App and web page records
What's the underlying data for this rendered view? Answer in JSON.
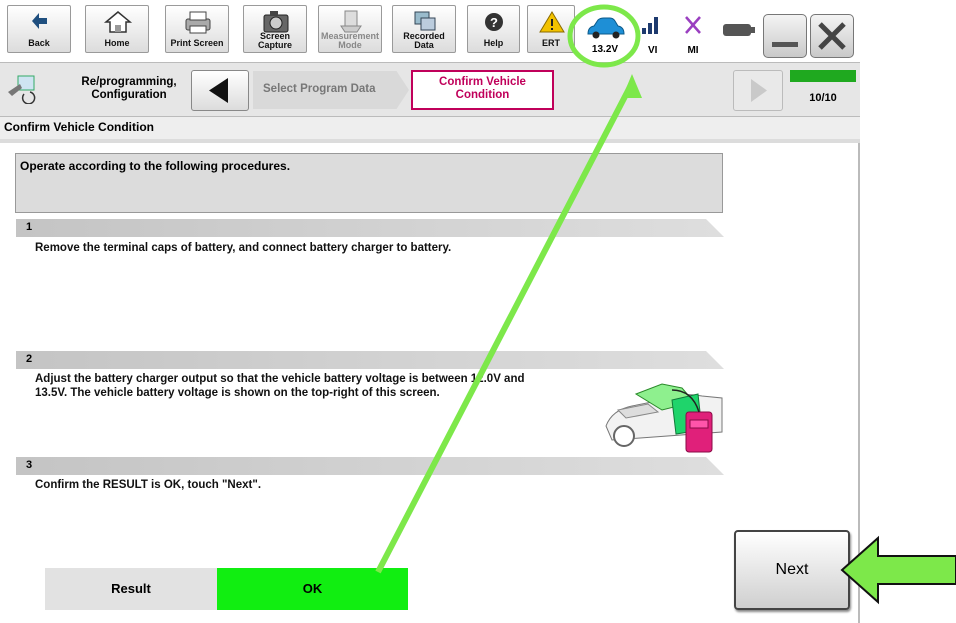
{
  "toolbar": {
    "back": "Back",
    "home": "Home",
    "print_screen": "Print Screen",
    "screen_capture": "Screen Capture",
    "measurement_mode": "Measurement Mode",
    "recorded_data": "Recorded Data",
    "help": "Help",
    "ert": "ERT",
    "voltage": "13.2V",
    "vi": "VI",
    "mi": "MI"
  },
  "breadcrumb": {
    "section": "Re/programming, Configuration",
    "step_prev": "Select Program Data",
    "step_current": "Confirm Vehicle Condition",
    "progress": "10/10",
    "progress_fraction": 1.0
  },
  "page_title": "Confirm Vehicle Condition",
  "instructions_header": "Operate according to the following procedures.",
  "steps": [
    {
      "num": "1",
      "text": "Remove the terminal caps of battery, and connect battery charger to battery."
    },
    {
      "num": "2",
      "text_line1": "Adjust the battery charger output so that the vehicle battery voltage is between 12.0V and",
      "text_line2": "13.5V. The vehicle battery voltage is shown on the top-right of this screen."
    },
    {
      "num": "3",
      "text": "Confirm the RESULT is OK, touch \"Next\"."
    }
  ],
  "result": {
    "label": "Result",
    "value": "OK"
  },
  "next_button": "Next",
  "colors": {
    "ok_green": "#11ee11",
    "annotation_green": "#7de84a",
    "current_step_border": "#c0005a"
  }
}
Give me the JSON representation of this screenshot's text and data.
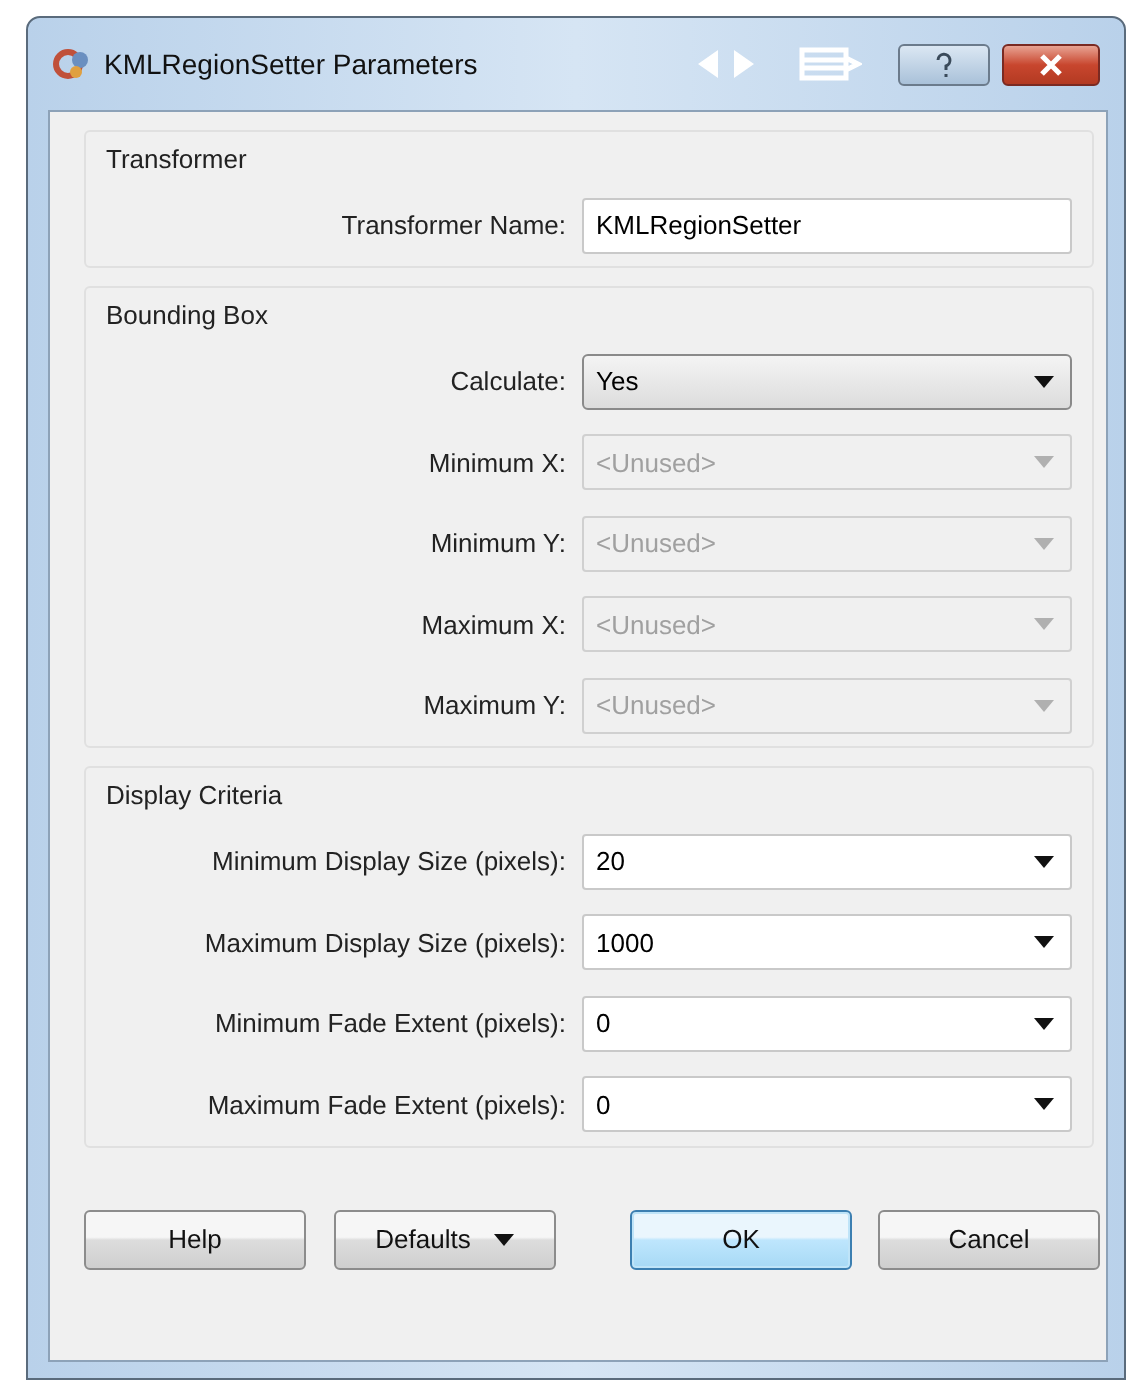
{
  "window": {
    "title": "KMLRegionSetter Parameters"
  },
  "groups": [
    {
      "title": "Transformer",
      "fields": [
        {
          "label": "Transformer Name:",
          "kind": "text",
          "value": "KMLRegionSetter",
          "disabled": false
        }
      ]
    },
    {
      "title": "Bounding Box",
      "fields": [
        {
          "label": "Calculate:",
          "kind": "choice",
          "value": "Yes",
          "disabled": false
        },
        {
          "label": "Minimum X:",
          "kind": "combo",
          "value": "<Unused>",
          "disabled": true
        },
        {
          "label": "Minimum Y:",
          "kind": "combo",
          "value": "<Unused>",
          "disabled": true
        },
        {
          "label": "Maximum X:",
          "kind": "combo",
          "value": "<Unused>",
          "disabled": true
        },
        {
          "label": "Maximum Y:",
          "kind": "combo",
          "value": "<Unused>",
          "disabled": true
        }
      ]
    },
    {
      "title": "Display Criteria",
      "fields": [
        {
          "label": "Minimum Display Size (pixels):",
          "kind": "combo",
          "value": "20",
          "disabled": false
        },
        {
          "label": "Maximum Display Size (pixels):",
          "kind": "combo",
          "value": "1000",
          "disabled": false
        },
        {
          "label": "Minimum Fade Extent (pixels):",
          "kind": "combo",
          "value": "0",
          "disabled": false
        },
        {
          "label": "Maximum Fade Extent (pixels):",
          "kind": "combo",
          "value": "0",
          "disabled": false
        }
      ]
    }
  ],
  "buttons": [
    {
      "label": "Help",
      "kind": "plain",
      "default": false
    },
    {
      "label": "Defaults",
      "kind": "menu",
      "default": false
    },
    {
      "label": "OK",
      "kind": "plain",
      "default": true
    },
    {
      "label": "Cancel",
      "kind": "plain",
      "default": false
    }
  ]
}
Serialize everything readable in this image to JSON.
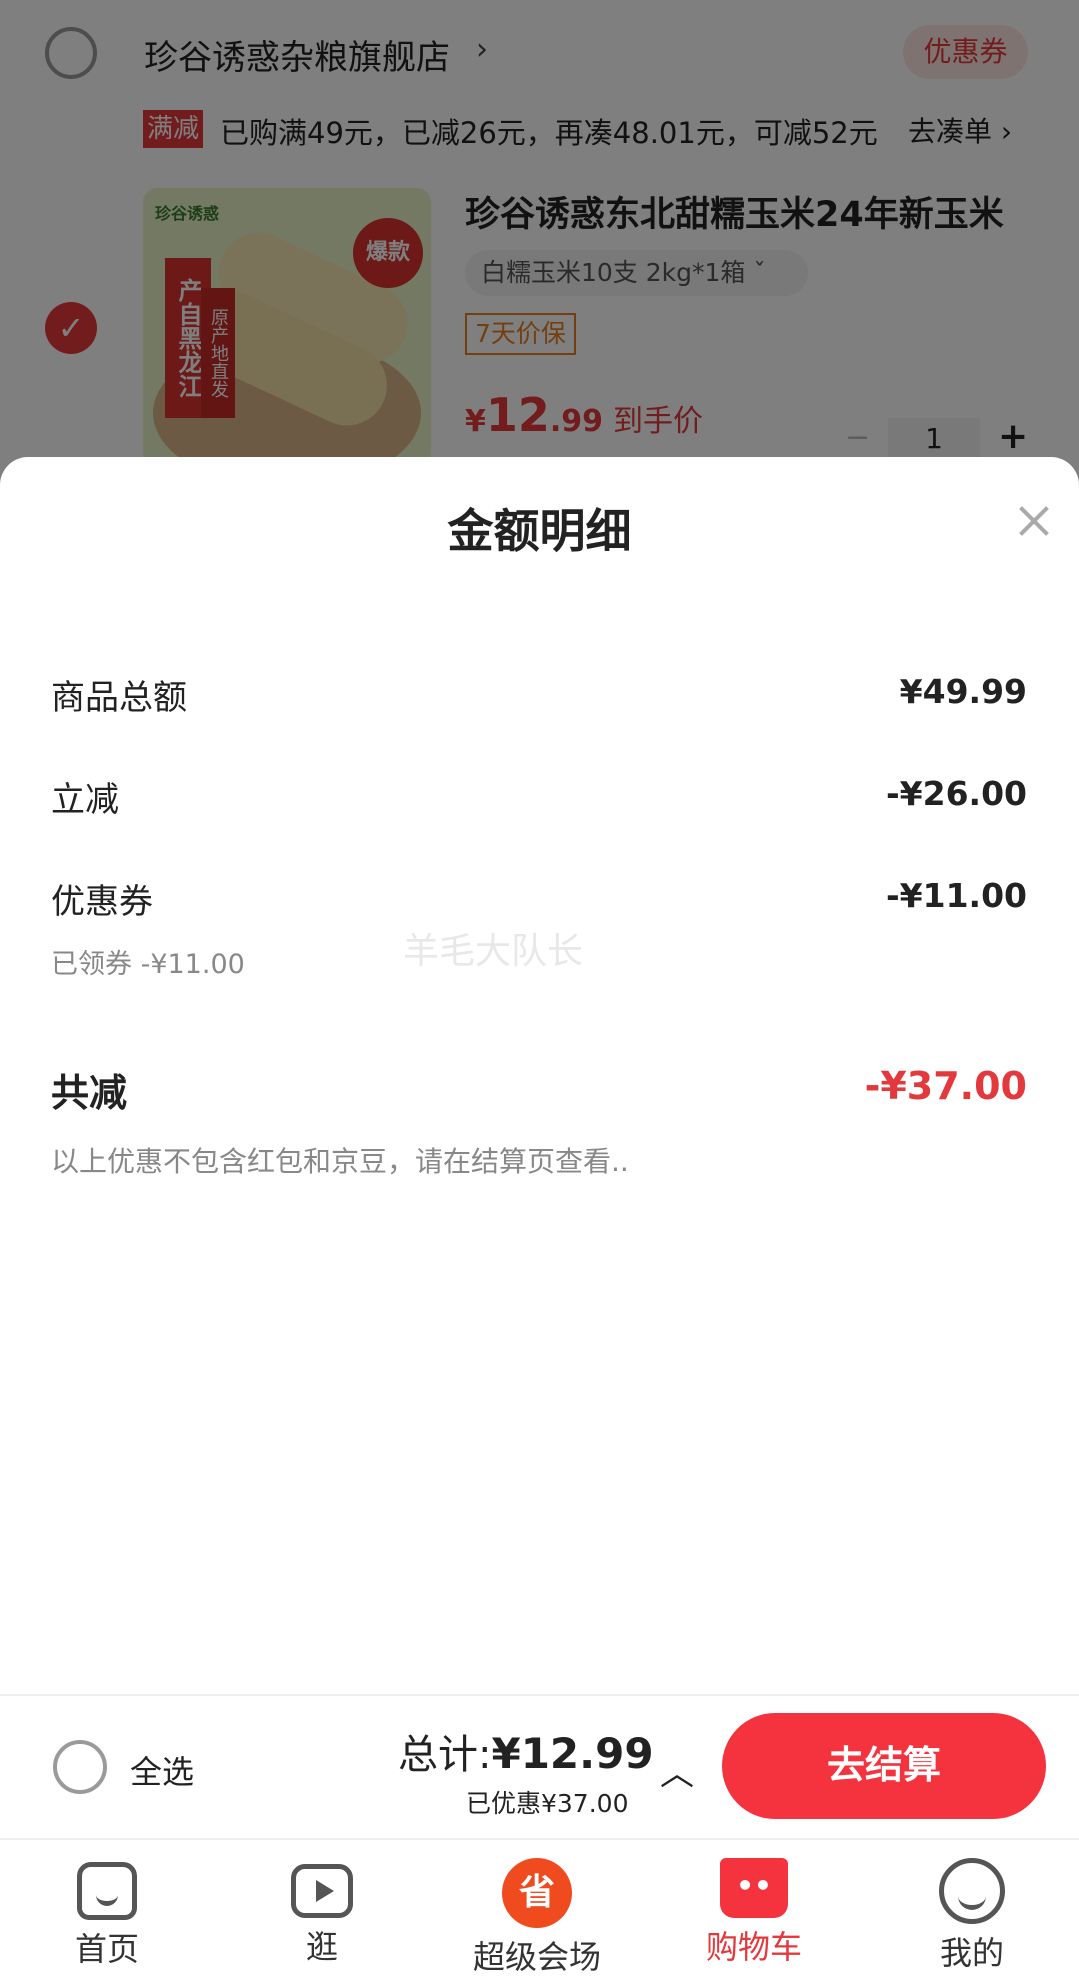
{
  "store": {
    "name": "珍谷诱惑杂粮旗舰店",
    "chevron": "›",
    "coupon_tag": "优惠券",
    "promo_badge": "满减",
    "promo_text": "已购满49元，已减26元，再凑48.01元，可减52元",
    "promo_link": "去凑单 ›"
  },
  "product": {
    "checked_mark": "✓",
    "image_brand": "珍谷诱惑",
    "image_ribbon": "产自黑龙江",
    "image_ribbon2": "原产地直发",
    "image_hot": "爆款",
    "title": "珍谷诱惑东北甜糯玉米24年新玉米",
    "sku": "白糯玉米10支 2kg*1箱  ˇ",
    "price_guard": "7天价保",
    "price_currency": "¥",
    "price_int": "12",
    "price_dec": ".99",
    "price_label": "到手价",
    "qty_minus": "−",
    "qty_value": "1",
    "qty_plus": "+"
  },
  "sheet": {
    "title": "金额明细",
    "rows": [
      {
        "label": "商品总额",
        "value": "¥49.99"
      },
      {
        "label": "立减",
        "value": "-¥26.00"
      },
      {
        "label": "优惠券",
        "value": "-¥11.00",
        "sub": "已领券 -¥11.00"
      }
    ],
    "watermark": "羊毛大队长",
    "total_label": "共减",
    "total_value": "-¥37.00",
    "note": "以上优惠不包含红包和京豆，请在结算页查看.."
  },
  "checkout": {
    "select_all": "全选",
    "sum_prefix": "总计:",
    "sum_value": "¥12.99",
    "saved": "已优惠¥37.00",
    "expand": "︿",
    "button": "去结算"
  },
  "tabs": [
    {
      "label": "首页",
      "icon": "home-icon"
    },
    {
      "label": "逛",
      "icon": "video-icon"
    },
    {
      "label": "超级会场",
      "icon": "super-venue-icon",
      "glyph": "省"
    },
    {
      "label": "购物车",
      "icon": "cart-icon",
      "glyph": "••",
      "active": true
    },
    {
      "label": "我的",
      "icon": "profile-icon"
    }
  ],
  "colors": {
    "accent": "#e4393c",
    "checkout_button": "#f5333f",
    "muted_text": "#888888"
  }
}
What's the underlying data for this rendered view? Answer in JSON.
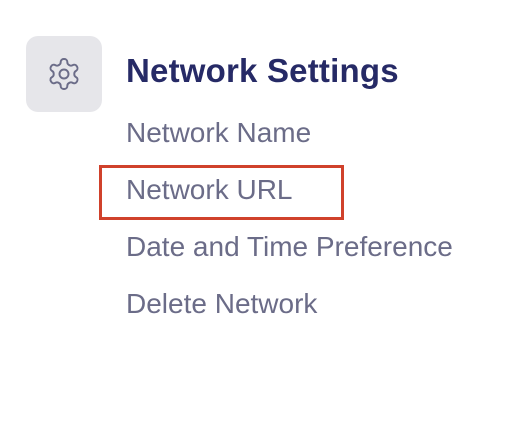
{
  "settings_icon": {
    "icon": "gear-icon",
    "tile_color": "#e6e6ea",
    "stroke_color": "#6b6c88"
  },
  "section": {
    "title": "Network Settings",
    "title_color": "#262a66"
  },
  "menu": {
    "item_color": "#6b6c88",
    "items": [
      {
        "label": "Network Name"
      },
      {
        "label": "Network URL",
        "highlighted": true
      },
      {
        "label": "Date and Time Preference"
      },
      {
        "label": "Delete Network"
      }
    ]
  },
  "highlight": {
    "color": "#d0412b"
  }
}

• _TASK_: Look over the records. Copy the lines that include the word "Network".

• _PROBLEM SOLUTION_:
    "title": "Network Settings",
        "label": "Network Name"
        "label": "Network URL",
        "label": "Delete Network"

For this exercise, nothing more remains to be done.